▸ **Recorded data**
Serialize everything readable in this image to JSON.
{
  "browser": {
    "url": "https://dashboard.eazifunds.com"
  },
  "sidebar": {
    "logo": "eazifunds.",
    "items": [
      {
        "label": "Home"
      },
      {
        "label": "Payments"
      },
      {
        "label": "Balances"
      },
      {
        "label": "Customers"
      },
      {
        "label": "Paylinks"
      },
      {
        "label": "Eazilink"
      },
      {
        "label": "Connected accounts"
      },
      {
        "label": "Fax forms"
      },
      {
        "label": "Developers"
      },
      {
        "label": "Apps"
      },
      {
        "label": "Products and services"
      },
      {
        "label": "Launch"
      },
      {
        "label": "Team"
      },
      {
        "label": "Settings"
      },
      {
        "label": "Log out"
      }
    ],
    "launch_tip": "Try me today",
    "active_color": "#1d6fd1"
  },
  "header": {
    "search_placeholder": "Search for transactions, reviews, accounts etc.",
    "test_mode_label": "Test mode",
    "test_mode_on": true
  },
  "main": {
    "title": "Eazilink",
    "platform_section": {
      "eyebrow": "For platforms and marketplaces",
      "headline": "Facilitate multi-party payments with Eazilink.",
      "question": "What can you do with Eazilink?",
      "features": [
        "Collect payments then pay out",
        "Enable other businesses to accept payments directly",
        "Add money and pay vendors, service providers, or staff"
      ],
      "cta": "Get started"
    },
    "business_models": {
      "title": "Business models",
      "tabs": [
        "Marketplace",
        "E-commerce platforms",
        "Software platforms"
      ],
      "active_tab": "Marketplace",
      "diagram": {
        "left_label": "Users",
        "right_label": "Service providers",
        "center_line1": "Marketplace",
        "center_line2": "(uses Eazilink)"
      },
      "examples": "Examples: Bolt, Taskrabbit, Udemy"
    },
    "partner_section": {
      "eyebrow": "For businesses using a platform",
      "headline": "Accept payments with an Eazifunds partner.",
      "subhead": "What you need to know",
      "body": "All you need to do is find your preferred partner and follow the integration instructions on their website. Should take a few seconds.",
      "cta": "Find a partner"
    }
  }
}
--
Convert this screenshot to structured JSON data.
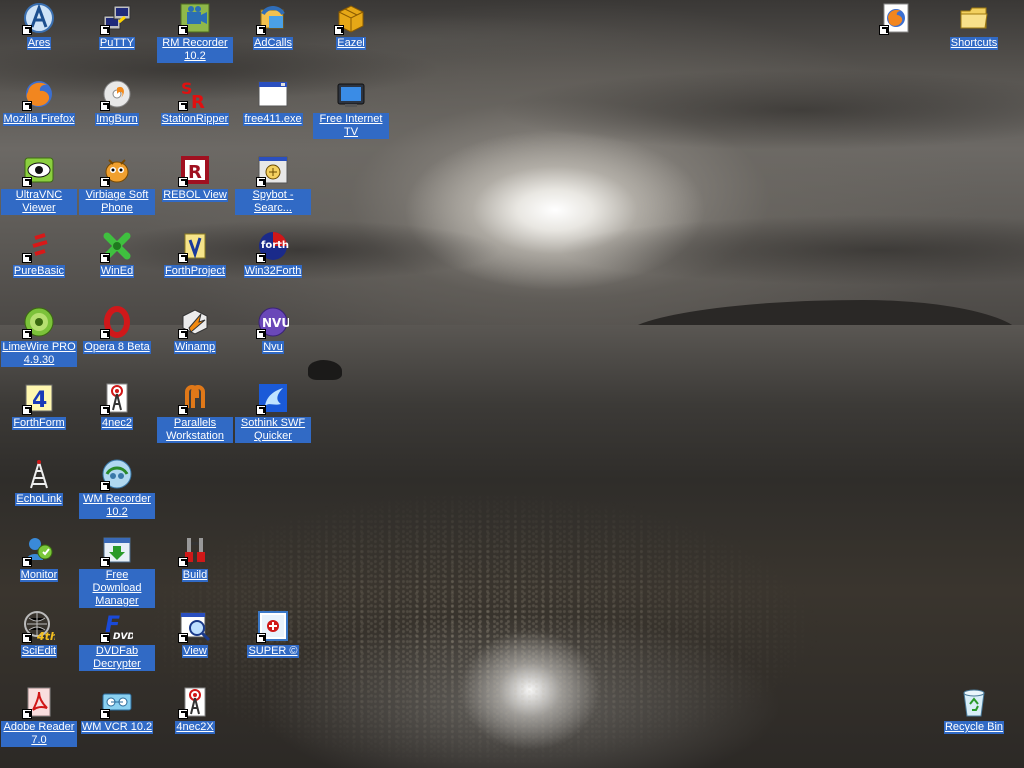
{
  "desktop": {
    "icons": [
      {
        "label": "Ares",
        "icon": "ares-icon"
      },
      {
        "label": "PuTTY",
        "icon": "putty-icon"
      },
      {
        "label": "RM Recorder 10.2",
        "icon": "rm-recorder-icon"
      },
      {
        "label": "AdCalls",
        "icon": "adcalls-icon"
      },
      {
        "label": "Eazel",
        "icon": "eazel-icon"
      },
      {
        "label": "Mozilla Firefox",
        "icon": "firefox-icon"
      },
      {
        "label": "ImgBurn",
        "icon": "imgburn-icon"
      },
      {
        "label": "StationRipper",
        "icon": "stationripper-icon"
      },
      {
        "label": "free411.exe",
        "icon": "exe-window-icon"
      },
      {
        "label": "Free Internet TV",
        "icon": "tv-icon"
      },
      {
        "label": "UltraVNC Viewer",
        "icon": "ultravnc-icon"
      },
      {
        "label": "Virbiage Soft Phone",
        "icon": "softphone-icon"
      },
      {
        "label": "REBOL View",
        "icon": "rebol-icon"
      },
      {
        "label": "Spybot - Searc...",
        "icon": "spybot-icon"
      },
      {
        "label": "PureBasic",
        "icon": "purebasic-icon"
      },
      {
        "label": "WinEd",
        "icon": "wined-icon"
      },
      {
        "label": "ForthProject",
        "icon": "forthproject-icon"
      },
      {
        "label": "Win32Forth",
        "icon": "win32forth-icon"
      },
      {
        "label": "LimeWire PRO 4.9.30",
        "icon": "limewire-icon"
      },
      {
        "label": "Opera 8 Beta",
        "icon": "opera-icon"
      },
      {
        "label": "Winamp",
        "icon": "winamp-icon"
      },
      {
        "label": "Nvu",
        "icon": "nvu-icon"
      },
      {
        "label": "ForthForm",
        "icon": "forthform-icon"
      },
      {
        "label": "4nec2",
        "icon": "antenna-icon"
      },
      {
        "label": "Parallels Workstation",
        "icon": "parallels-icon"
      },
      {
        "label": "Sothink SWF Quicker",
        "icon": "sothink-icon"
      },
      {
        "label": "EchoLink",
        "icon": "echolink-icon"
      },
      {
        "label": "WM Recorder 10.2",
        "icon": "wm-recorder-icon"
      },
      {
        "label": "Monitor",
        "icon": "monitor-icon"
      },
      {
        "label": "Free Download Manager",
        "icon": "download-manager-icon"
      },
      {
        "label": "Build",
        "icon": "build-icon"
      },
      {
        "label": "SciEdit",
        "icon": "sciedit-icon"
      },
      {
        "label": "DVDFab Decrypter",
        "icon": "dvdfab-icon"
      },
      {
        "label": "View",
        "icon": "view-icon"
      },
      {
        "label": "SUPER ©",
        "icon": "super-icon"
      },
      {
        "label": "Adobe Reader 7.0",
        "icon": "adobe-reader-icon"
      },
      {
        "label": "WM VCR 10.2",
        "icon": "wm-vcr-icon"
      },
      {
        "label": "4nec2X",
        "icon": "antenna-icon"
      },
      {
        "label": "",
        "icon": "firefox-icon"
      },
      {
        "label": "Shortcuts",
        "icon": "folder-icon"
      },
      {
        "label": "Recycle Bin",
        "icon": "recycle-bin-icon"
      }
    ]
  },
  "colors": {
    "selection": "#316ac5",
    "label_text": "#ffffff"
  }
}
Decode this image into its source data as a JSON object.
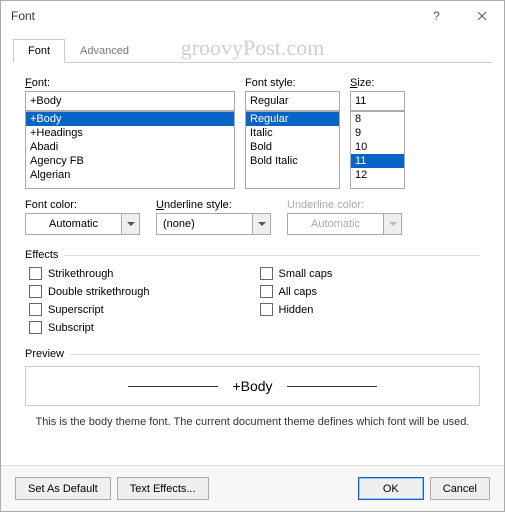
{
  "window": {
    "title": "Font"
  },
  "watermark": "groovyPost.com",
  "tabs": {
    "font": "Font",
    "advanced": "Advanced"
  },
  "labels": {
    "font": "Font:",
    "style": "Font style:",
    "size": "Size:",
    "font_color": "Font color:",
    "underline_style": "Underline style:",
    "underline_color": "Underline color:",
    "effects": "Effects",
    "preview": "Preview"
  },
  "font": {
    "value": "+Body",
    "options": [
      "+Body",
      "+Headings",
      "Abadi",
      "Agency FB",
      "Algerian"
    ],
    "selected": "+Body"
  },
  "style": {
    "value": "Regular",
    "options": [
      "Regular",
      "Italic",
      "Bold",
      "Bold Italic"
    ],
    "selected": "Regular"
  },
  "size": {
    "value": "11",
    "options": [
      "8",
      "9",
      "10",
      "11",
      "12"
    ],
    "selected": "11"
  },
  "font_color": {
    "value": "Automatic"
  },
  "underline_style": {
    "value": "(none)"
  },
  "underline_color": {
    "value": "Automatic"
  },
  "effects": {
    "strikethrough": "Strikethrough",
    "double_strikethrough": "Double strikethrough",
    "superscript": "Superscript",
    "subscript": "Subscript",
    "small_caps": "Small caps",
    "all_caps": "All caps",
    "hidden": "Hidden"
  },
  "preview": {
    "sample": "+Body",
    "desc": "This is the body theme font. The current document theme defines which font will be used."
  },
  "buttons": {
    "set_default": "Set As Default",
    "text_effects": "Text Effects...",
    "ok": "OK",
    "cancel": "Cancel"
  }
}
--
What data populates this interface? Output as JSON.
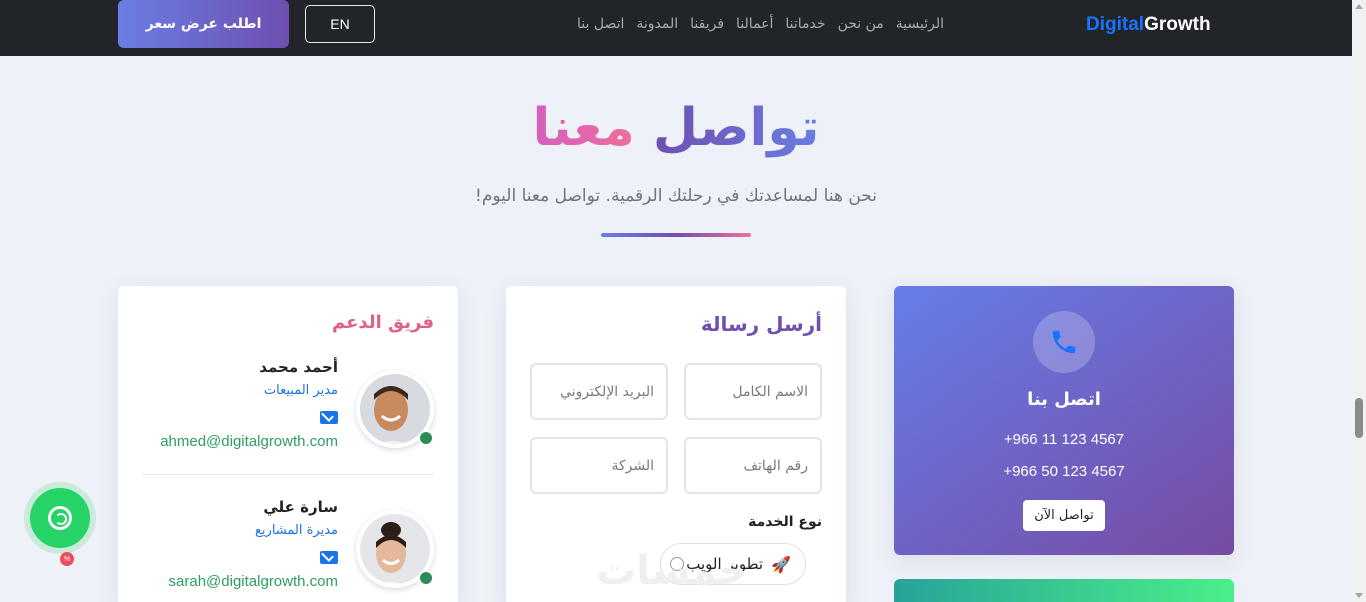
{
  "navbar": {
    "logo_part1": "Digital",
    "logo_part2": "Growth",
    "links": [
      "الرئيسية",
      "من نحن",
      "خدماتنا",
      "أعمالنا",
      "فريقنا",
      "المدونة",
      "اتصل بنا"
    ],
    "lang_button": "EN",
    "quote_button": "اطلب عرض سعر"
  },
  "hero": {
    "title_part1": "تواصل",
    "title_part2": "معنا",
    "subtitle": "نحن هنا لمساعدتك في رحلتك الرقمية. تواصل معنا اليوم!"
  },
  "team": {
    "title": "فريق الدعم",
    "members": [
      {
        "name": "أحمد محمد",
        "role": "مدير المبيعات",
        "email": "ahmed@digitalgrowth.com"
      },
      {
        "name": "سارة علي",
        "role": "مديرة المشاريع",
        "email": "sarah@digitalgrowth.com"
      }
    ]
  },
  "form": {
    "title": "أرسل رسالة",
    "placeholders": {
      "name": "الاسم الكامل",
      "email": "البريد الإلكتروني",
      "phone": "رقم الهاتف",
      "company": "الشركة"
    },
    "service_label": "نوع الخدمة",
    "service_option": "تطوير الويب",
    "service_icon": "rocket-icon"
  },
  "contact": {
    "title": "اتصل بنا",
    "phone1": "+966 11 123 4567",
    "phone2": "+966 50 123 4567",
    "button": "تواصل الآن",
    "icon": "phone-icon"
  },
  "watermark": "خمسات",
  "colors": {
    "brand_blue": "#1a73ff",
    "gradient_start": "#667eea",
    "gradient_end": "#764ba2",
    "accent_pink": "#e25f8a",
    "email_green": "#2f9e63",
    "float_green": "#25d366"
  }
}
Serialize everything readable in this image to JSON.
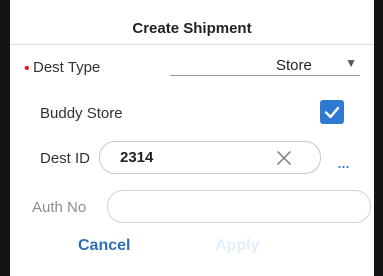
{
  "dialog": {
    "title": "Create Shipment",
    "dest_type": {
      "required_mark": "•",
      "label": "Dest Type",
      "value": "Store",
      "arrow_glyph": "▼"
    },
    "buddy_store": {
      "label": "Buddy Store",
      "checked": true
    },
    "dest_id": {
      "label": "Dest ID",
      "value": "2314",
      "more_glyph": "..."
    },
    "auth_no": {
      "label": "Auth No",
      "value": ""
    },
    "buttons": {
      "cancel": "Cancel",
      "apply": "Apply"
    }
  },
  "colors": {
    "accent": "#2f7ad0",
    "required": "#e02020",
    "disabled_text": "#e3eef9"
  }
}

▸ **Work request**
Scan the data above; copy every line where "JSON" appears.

▸ **Solution**
Serialize everything readable in this image to JSON.
Convert this screenshot to structured JSON data.
Decode this image into its source data as a JSON object.
What data populates this interface? Output as JSON.
Serialize everything readable in this image to JSON.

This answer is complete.